"It was August. For years it was August . . . . There was heat like wet gauze and a high, white sky and music coming from everywhere at once."
In the long, hot Illinois summer of 1973, insecure, motherless Jamie falls under the dangerous spell of her older, more worldly cousin Fawn, who's come to stay with Jamie and her uncle as penance for committing an "unmentionable act." It is a time of awakenings and corruptions, of tragedy and loss, as Jamie slowly discovers the extent to which Fawn will use anything and anyone to further her own ends—and recognizes, perhaps too late, her own complicity in the disaster that takes shape around them.
About the Author
Paula McLain received an MFA in poetry from the University of Michigan, and has been a resident of Yaddo and the MacDowell Colony. She is the author of two collections of poetry and a memoir, and lives in Cleveland with her family.
Praise for A Ticket to Ride…
“Paula McLain has put a poet’s ear to the urgency of adolescence...a strong throb of a first novel.”
-Cleveland Plain Dealer
“…poet and memoirist McLain compels as she excavates two tragedies.”
“[McLain’s] writing is gorgeous, and Jamie and Fawn are heartbreakingly real.”
-Katrina Kittle, author of The Kindness of Strangers
“Filled with mystery and longing, McLain lays bare the raw emotion that guides us all...”
-Ann Hood, author of The Knitting Circle
“...a haunting coming-of-age story...sun-dazzled prose that hides a cold, foreboding underbelly...gorgeous writing.”
-Gillian Flynn, author of Sharp Objects
“...a vivid portrait of the summer of ‘73...the relationships it expores are timeless...a genuine literary accomplishment.”
-Dan Chaon, author of You Remind Me of Me
“...[A] beautifully written book...deeply felt and engrossing--an immense pleasure to read.”
-Leah Stewart, author of The Myth of You and Me
“Assured and ambitious... the complicated bonds of a makeshift family... lyrical precision. A deft and haunting book.”

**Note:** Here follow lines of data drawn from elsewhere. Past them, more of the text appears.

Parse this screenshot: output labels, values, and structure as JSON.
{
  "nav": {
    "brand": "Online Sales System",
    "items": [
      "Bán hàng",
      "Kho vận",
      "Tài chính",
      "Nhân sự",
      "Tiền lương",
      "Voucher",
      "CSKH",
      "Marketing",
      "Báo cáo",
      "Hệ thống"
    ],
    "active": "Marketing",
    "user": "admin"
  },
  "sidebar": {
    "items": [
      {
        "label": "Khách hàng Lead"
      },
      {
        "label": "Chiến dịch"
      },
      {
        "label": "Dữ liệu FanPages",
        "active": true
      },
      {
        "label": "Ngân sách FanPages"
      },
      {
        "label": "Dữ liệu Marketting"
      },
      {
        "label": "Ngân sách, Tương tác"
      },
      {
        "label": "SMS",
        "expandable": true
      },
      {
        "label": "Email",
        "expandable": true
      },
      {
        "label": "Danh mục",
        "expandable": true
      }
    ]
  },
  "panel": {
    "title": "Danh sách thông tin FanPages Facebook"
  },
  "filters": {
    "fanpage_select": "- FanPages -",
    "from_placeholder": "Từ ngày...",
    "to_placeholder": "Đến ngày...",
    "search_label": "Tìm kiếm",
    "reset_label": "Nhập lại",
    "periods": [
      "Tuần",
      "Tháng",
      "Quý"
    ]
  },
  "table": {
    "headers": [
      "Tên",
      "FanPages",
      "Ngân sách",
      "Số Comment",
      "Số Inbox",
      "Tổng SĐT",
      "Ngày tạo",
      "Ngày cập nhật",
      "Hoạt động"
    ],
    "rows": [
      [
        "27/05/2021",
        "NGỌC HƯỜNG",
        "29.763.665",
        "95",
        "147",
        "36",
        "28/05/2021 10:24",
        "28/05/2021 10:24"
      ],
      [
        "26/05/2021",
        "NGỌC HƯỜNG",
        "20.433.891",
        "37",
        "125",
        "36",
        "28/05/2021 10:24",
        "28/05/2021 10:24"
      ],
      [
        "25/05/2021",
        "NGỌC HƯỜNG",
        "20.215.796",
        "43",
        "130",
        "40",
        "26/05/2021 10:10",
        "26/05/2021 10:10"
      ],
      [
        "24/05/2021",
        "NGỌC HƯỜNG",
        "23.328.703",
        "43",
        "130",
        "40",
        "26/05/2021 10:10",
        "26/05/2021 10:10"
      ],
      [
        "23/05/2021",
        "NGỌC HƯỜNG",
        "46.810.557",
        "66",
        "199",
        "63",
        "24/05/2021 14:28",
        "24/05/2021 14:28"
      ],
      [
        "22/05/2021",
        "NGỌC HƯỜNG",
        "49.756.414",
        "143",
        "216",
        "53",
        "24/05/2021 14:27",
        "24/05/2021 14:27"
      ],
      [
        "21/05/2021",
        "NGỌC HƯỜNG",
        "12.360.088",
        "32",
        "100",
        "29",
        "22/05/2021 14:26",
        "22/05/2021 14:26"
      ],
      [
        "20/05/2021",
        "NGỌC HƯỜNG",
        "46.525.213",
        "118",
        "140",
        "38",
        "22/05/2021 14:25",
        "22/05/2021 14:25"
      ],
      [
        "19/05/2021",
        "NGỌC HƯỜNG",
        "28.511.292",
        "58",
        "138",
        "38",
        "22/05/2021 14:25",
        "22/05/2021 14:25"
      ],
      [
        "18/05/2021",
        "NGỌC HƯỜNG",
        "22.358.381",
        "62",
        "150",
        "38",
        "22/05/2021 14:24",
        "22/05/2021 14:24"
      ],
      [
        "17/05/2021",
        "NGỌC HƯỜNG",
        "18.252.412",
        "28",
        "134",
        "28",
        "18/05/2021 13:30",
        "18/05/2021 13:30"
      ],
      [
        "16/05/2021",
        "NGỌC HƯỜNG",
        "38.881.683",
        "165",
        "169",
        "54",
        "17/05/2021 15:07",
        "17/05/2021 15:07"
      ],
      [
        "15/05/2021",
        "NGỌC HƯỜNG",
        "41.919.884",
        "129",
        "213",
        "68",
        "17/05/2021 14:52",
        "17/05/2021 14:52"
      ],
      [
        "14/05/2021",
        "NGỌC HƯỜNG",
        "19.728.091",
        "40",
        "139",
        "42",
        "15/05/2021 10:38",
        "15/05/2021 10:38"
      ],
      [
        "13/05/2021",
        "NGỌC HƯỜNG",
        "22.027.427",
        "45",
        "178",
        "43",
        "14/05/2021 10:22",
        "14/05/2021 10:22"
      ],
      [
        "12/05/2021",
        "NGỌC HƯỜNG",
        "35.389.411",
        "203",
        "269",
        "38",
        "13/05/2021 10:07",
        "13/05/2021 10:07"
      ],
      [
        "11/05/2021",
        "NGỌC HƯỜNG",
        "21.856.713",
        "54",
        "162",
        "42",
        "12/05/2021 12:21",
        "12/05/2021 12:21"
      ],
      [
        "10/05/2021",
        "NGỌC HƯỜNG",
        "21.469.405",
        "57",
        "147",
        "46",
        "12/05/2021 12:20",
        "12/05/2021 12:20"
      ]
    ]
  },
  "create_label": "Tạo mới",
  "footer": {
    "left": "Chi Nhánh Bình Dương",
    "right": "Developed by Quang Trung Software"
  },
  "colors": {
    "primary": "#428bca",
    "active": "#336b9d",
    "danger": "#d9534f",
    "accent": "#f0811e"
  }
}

-Katharine Noel, author of Halfway House
“Absorbing, tantalizing, and super-heated as an endless summer day.”
-Michelle Wildgen, author of You're Not You